The sample is placed in the reaction chamber represented in FIG. 3. In said chamber, the sample is subjected to a temperature of 500° C., under a pressure of 150 mTorr (20 Pa) of pure hydrogen and for 20 minutes. At the same pressure, a plasma containing 25% of argon and 75% of hydrogen is then formed with a power of 300 W. The carbon nanotubes deposition phase is carried out for 1 hour. A stem-shaped element 57, obtained by vertical growth of carbon nanotubes, is then formed. The element 57 constitutes an electron emission source, the layers 51 and 52 playing the role of cathodic conductors and the layer 54 playing the role of extraction grid.
- Embodiment No 3
Those skilled in the art could replace argon by another known gas in order to favour the sputtering, such as xenon or even krypton for example.
According to this third embodiment, the samples comprise a multilayer of materials deposited on a substrate in borosilicate glass. On said substrate, one finds successively a layer of molybdenum of 200 nm thickness, a layer of amorphous silicon of 1.4 μm thickness, a layer of TiN of 65 nm thickness and a layer of nickel of 3 nm thickness.
The sample is placed in the reaction chamber represented in FIG. 3. In said chamber, the sample is subjected to a temperature of 500° C., under a pressure of 150 mTorr (20 Pa) of hydrogen and for 20 minutes. A pure hydrogen plasma is then formed at the same pressure with a power of 300 W for 10 minutes. Then, a plasma containing 95% of hydrogen and 5% of acetylene is formed for 15 minutes.

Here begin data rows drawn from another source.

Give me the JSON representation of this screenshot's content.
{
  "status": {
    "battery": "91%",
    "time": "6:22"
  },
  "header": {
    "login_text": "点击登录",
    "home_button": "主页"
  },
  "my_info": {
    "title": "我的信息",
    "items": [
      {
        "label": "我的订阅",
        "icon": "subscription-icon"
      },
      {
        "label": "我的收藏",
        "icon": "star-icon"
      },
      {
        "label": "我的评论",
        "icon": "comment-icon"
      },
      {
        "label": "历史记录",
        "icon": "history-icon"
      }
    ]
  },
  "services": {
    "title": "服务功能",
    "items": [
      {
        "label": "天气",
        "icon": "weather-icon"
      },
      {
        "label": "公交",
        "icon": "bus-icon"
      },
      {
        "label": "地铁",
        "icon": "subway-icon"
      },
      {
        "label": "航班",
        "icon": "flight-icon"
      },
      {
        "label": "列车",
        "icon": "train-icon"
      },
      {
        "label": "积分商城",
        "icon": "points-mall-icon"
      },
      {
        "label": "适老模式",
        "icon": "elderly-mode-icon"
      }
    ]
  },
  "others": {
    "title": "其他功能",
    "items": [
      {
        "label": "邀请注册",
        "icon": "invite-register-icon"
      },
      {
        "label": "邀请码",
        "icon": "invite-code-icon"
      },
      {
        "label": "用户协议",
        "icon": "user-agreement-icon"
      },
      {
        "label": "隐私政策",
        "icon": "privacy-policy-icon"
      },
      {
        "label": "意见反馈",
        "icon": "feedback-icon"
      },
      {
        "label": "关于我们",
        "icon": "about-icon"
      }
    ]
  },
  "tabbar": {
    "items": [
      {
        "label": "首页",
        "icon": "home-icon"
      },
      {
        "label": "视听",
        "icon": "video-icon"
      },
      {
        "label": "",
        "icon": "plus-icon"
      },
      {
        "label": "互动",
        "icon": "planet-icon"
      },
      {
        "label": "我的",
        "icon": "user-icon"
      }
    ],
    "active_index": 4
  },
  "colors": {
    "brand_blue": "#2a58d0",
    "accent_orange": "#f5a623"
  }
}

FIG. 7 is a photograph, obtained by scanning electron microscope, of the nanotubes obtained.